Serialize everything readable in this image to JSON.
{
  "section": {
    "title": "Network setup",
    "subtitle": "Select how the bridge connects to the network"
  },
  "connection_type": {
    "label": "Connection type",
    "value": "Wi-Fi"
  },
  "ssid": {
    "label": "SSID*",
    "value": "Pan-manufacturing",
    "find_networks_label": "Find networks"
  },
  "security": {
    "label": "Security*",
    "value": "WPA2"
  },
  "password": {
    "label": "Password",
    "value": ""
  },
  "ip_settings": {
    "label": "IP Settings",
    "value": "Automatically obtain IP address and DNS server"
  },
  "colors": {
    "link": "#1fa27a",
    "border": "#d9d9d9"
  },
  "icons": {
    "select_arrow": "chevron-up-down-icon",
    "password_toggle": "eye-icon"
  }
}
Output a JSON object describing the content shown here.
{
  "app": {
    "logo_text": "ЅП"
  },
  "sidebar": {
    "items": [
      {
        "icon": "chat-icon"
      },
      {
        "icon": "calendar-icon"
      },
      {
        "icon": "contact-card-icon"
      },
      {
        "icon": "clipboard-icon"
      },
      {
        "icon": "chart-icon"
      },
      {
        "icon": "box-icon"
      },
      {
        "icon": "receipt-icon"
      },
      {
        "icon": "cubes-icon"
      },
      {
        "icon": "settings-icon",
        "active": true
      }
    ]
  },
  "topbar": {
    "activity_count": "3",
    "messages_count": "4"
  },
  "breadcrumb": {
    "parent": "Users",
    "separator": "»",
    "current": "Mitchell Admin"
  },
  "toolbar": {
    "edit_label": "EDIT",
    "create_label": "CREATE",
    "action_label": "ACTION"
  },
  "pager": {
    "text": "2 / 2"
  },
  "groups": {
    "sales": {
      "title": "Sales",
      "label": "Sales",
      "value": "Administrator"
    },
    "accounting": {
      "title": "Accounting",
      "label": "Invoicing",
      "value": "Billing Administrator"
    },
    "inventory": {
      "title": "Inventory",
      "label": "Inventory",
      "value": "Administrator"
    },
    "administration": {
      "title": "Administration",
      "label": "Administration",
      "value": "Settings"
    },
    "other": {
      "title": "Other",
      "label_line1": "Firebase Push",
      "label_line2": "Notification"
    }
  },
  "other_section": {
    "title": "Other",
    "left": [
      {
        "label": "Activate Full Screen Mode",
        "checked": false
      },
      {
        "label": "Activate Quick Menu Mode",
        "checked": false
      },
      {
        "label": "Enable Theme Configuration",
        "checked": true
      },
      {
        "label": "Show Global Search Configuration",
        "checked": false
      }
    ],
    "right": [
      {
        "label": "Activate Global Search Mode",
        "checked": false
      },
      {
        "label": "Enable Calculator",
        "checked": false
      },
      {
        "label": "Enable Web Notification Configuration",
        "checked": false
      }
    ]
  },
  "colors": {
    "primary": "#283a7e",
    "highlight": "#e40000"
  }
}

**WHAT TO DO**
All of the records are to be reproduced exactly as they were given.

**ANSWER TO THE EXERCISE**
Serialize everything readable in this image to JSON.
{
  "section": {
    "title": "Network setup",
    "subtitle": "Select how the bridge connects to the network"
  },
  "connection_type": {
    "label": "Connection type",
    "value": "Wi-Fi"
  },
  "ssid": {
    "label": "SSID*",
    "value": "Pan-manufacturing",
    "find_networks_label": "Find networks"
  },
  "security": {
    "label": "Security*",
    "value": "WPA2"
  },
  "password": {
    "label": "Password",
    "value": ""
  },
  "ip_settings": {
    "label": "IP Settings",
    "value": "Automatically obtain IP address and DNS server"
  },
  "colors": {
    "link": "#1fa27a",
    "border": "#d9d9d9"
  },
  "icons": {
    "select_arrow": "chevron-up-down-icon",
    "password_toggle": "eye-icon"
  }
}
Output a JSON object describing the content shown here.
{
  "app": {
    "logo_text": "ЅП"
  },
  "sidebar": {
    "items": [
      {
        "icon": "chat-icon"
      },
      {
        "icon": "calendar-icon"
      },
      {
        "icon": "contact-card-icon"
      },
      {
        "icon": "clipboard-icon"
      },
      {
        "icon": "chart-icon"
      },
      {
        "icon": "box-icon"
      },
      {
        "icon": "receipt-icon"
      },
      {
        "icon": "cubes-icon"
      },
      {
        "icon": "settings-icon",
        "active": true
      }
    ]
  },
  "topbar": {
    "activity_count": "3",
    "messages_count": "4"
  },
  "breadcrumb": {
    "parent": "Users",
    "separator": "»",
    "current": "Mitchell Admin"
  },
  "toolbar": {
    "edit_label": "EDIT",
    "create_label": "CREATE",
    "action_label": "ACTION"
  },
  "pager": {
    "text": "2 / 2"
  },
  "groups": {
    "sales": {
      "title": "Sales",
      "label": "Sales",
      "value": "Administrator"
    },
    "accounting": {
      "title": "Accounting",
      "label": "Invoicing",
      "value": "Billing Administrator"
    },
    "inventory": {
      "title": "Inventory",
      "label": "Inventory",
      "value": "Administrator"
    },
    "administration": {
      "title": "Administration",
      "label": "Administration",
      "value": "Settings"
    },
    "other": {
      "title": "Other",
      "label_line1": "Firebase Push",
      "label_line2": "Notification"
    }
  },
  "other_section": {
    "title": "Other",
    "left": [
      {
        "label": "Activate Full Screen Mode",
        "checked": false
      },
      {
        "label": "Activate Quick Menu Mode",
        "checked": false
      },
      {
        "label": "Enable Theme Configuration",
        "checked": true
      },
      {
        "label": "Show Global Search Configuration",
        "checked": false
      }
    ],
    "right": [
      {
        "label": "Activate Global Search Mode",
        "checked": false
      },
      {
        "label": "Enable Calculator",
        "checked": false
      },
      {
        "label": "Enable Web Notification Configuration",
        "checked": false
      }
    ]
  },
  "colors": {
    "primary": "#283a7e",
    "highlight": "#e40000"
  }
}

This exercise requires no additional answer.